This song prompts even more stories, and as I listen, I quietly compile a playlist of songs to correspond with each one. She tells me about her life in High Springs, Florida – the work and health complications that led to the decision to move to the south, the gradual shift from her initial hesitation to a deep appreciation for the natural beauty of the springs, beaches and wildlife. She says it just took a little bit of time to look around and notice the things that were right in front of her every day. That it was a matter of perspective. She’s tired from the talking and asks me to play another spiritual song. I suggest one called “This is My Father’s World”. She has never heard it before, but she’s open to something new. It is a hymn more commonly associated with the Presbyterian tradition and she’s a Baptist. These hymns tend to be very poetic and liturgical in their musicality. I tell her I like the song because it puts me in a meditative frame of mind. Each stanza focuses on a different little piece of planetary life and paints every part of this beautiful world as one great creation whose life pattern drives them perpetually to their source. “This is my father’s world/ the birds their carols raise/ the morning light/ the lily white/ declare their maker’s praise/ this is my father’s world/ he shines in all that’s fair/ in rustling grass I hear him pass/ he speaks to me everywhere.” She tilts her head back into her pillow with a contented smile and drifts off to sleep. I slow the chord progression and rest here in an arpeggio lullaby, marveling at the innocence of this moment, wondering when was the last time anyone sang her to sleep.
In a few moments I’ll say a silent goodbye and leave her to rest.

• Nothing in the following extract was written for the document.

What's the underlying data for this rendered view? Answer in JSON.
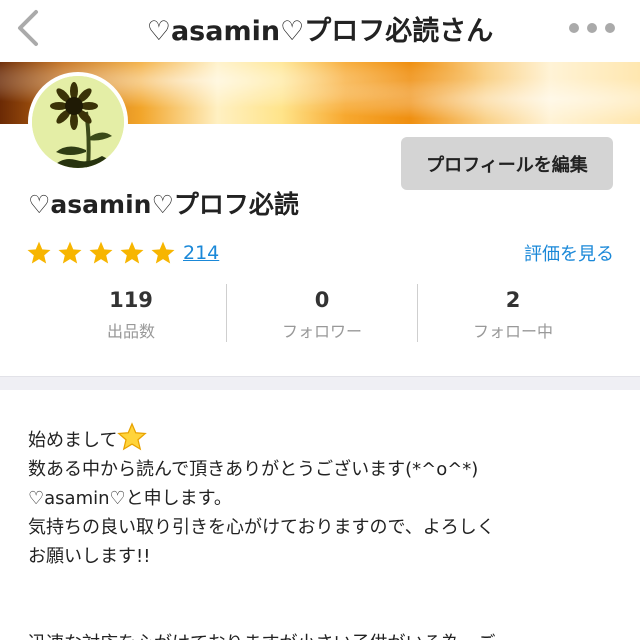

The heavy rain cloud is upon us now and fills the room with an evening hue. She is bathed in a serene, blue haze, baptized and peaceful.